Thank God You're Here: articles

Shaun Micallef and Nicola Parry

Shaun Micallef has been in fine form on Thank God You're Here.

Up there, Micallef

Never mind the footy, Thank God You're Here is the best game on TV. Melinda Houston rates three of the show's key players.

In sports-mad Melbourne, we love a hard-fought competition. There's nothing quite like the thrill of seeing players at the top of their game battle it out, not just for the ultimate prize, but for those individual moments of fleeting glory, where the force is truly with them. As spectators we're in awe of their exquisite skills. And we feel their pain when that same magic fails them, when injury or simple inattention leaves them sidelined and breathless.

No wonder Thank God You're Here has become the most-watched spectator sport in the country.

These champion performers inhabit a strange alternative reality for us. On the one hand, almost god-like in their abilities. Yet simultaneously they feel like family as we enter into their triumphs, and their heartbreak. And while we all have our favourites, three players have dominated both the commentary and the attention - and affection - of punters this season, no matter where our loyalties lie.

Last year's top draft pick, Hamish Blake, is just such a one. With his baby face and silky skills, he's a naturally gifted player who can always be relied on to bring home the bacon, as it were, no matter how tough the competition or how tight the contest. He takes risks, pushing the boundaries of good taste without ever endangering the comp's PG rating. And he's a joy to watch, as much for his boyish enthusiasm as his undeniable talent. This is a player truly in it for the love of the game.

And after watching him come up through the minor leagues and local competitions, the coaching team know just how to bring out the best in him. They'll often work to his strengths, matching him up with older players and letting him run them ragged. His youth and exuberance, combined with his determination to control the play, make him an unbeatable adversary no matter what the opposition throw at him. And even played out of position (as he was last year, when the match committee decided to cast him as a grandpa rather than a schoolboy or a young buck) he still shone. This is a kid equal to any challenge.

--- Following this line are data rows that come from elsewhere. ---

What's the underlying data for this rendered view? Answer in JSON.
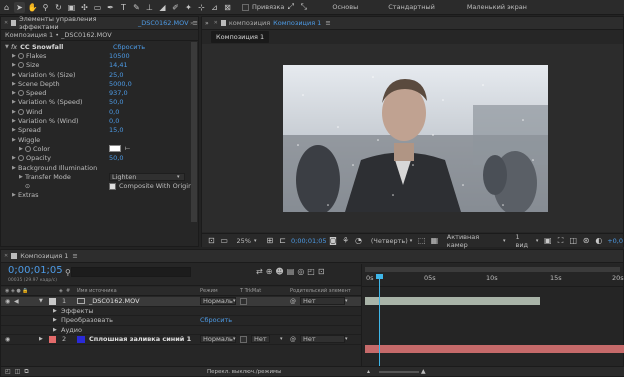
{
  "toolbar": {
    "snap_label": "Привязка",
    "workspaces": [
      "Основы",
      "Стандартный",
      "Маленький экран"
    ]
  },
  "effects_panel": {
    "tab_label": "Элементы управления эффектами",
    "tab_file": "_DSC0162.MOV",
    "breadcrumb": "Композиция 1 • _DSC0162.MOV",
    "effect_name": "CC Snowfall",
    "reset_label": "Сбросить",
    "props": [
      {
        "label": "Flakes",
        "value": "10500",
        "indent": 1,
        "stopwatch": true
      },
      {
        "label": "Size",
        "value": "14,41",
        "indent": 1,
        "stopwatch": true
      },
      {
        "label": "Variation % (Size)",
        "value": "25,0",
        "indent": 1,
        "stopwatch": false
      },
      {
        "label": "Scene Depth",
        "value": "5000,0",
        "indent": 1,
        "stopwatch": false
      },
      {
        "label": "Speed",
        "value": "937,0",
        "indent": 1,
        "stopwatch": true
      },
      {
        "label": "Variation % (Speed)",
        "value": "50,0",
        "indent": 1,
        "stopwatch": false
      },
      {
        "label": "Wind",
        "value": "0,0",
        "indent": 1,
        "stopwatch": true
      },
      {
        "label": "Variation % (Wind)",
        "value": "0,0",
        "indent": 1,
        "stopwatch": false
      },
      {
        "label": "Spread",
        "value": "15,0",
        "indent": 1,
        "stopwatch": false
      },
      {
        "label": "Wiggle",
        "value": "",
        "indent": 1,
        "stopwatch": false
      },
      {
        "label": "Color",
        "value": "",
        "indent": 2,
        "stopwatch": true
      },
      {
        "label": "Opacity",
        "value": "50,0",
        "indent": 1,
        "stopwatch": true
      },
      {
        "label": "Background Illumination",
        "value": "",
        "indent": 1,
        "stopwatch": false
      },
      {
        "label": "Transfer Mode",
        "value": "",
        "indent": 2,
        "stopwatch": false
      },
      {
        "label": "",
        "value": "",
        "indent": 2,
        "stopwatch": false
      },
      {
        "label": "Extras",
        "value": "",
        "indent": 1,
        "stopwatch": false
      }
    ],
    "transfer_mode_value": "Lighten",
    "composite_label": "Composite With Origina"
  },
  "comp_panel": {
    "tab_label": "композиция",
    "tab_name": "Композиция 1",
    "subtab": "Композиция 1",
    "footer": {
      "zoom": "25%",
      "time": "0;00;01;05",
      "quality": "(Четверть)",
      "camera": "Активная камер",
      "views": "1 вид",
      "exposure": "+0,0"
    }
  },
  "timeline": {
    "tab_label": "Композиция 1",
    "timecode": "0;00;01;05",
    "fps_note": "00035 (29.97 кадр/с)",
    "headers": {
      "source": "Имя источника",
      "mode": "Режим",
      "trkmat": "T TrkMat",
      "parent": "Родительский элемент"
    },
    "ruler": [
      "0s",
      "05s",
      "10s",
      "15s",
      "20s"
    ],
    "layers": [
      {
        "num": "1",
        "name": "_DSC0162.MOV",
        "mode": "Нормаль",
        "trk": "",
        "parent": "Нет",
        "color": "#c9c9c9"
      },
      {
        "num": "2",
        "name": "Сплошная заливка синий 1",
        "mode": "Нормаль",
        "trk": "Нет",
        "parent": "Нет",
        "color": "#2a2ad8"
      }
    ],
    "subrows": [
      {
        "label": "Эффекты"
      },
      {
        "label": "Преобразовать",
        "value": "Сбросить"
      },
      {
        "label": "Аудио"
      }
    ],
    "footer_label": "Перекл. выключ./режимы"
  }
}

In fact many are calling him the next Shaun Micallef - another player whom the public holds in enormous respect and affection. Micallef, of course, is a very different proposition on the field. But while he may lack Blake's boundless energy, he more than makes up for it in wisdom and experience.

A mature player, he's been through a few clubs over the years, not all of which have played him in the right position. But given the right setting, he's still capable of blowing the opposition away. And that's precisely what his current handlers have done. Anything that takes advantage of his natural assets - that silver hair, those funny accents - and he's unstoppable.

He also (like Blake) has a real instinct for the game, combined with all the benefits of maturity. He'll take advantage of the slightest opportunity - often, opportunities other players wouldn't even see - whether that's dragging the umpire onto the field as a diversion, or eating the props to buy time. And if an opportunity isn't there, he'll create one.

Indeed, it's as if he reinvents the game every time he takes to the pitch. If Blake runs the rest of the field ragged, Micallef leaves them scratching their heads in his wake, wondering WTF just happened. It makes him a dangerous opponent but an asset to any side. Anyone coming up against Micallef knows to expect the unexpected.

The other quality he shares with Blake is true leadership. They're on the front foot from the moment the siren sounds, going in hard, dominating play, forcing the rest of the team to play catch-up. It's a lesson for any up-and-comer.

And it's a lesson one of those youngsters - Fifi Box - is finally starting to take on board. Box has been a sleeper, one of those players in whom a good coach sees potential - even if no one else does. For her first couple of seasons, the commentators were bewildered. Why was she so often selected in the side? Why was she still even on the playing list? A chronic fumbler of the ball given to disastrous brain-fades, hers were often real car-crash performances, more notable for wince-making lapses than her occasional flashes of brilliance. Many were convinced she'd be dropped this season. But the selectors kept the faith and finally this week she's starting to show the character the experts believed was there, but that the ordinary punter has been unable to discern.

Thrust into a high-level meeting in which she's required to defend her job, she immediately goes on the attack. You can see the opposition struggling to maintain their momentum and stay with the game plan as she ducks and weaves, refusing to stick with the script. It's the kind of manoeuvre Blake and Micallef have made their own, and it really works for her.

Unfortunately she still doesn't quite have the skills or the energy to maintain the necessary controlled aggression and begins to fade badly in the final quarter. But it's the most promising performance we've seen from Box yet. And as we move towards the pointy end of the season - and beyond - she'll be one to watch.

By Melinda Houston
August 12, 2007
The Age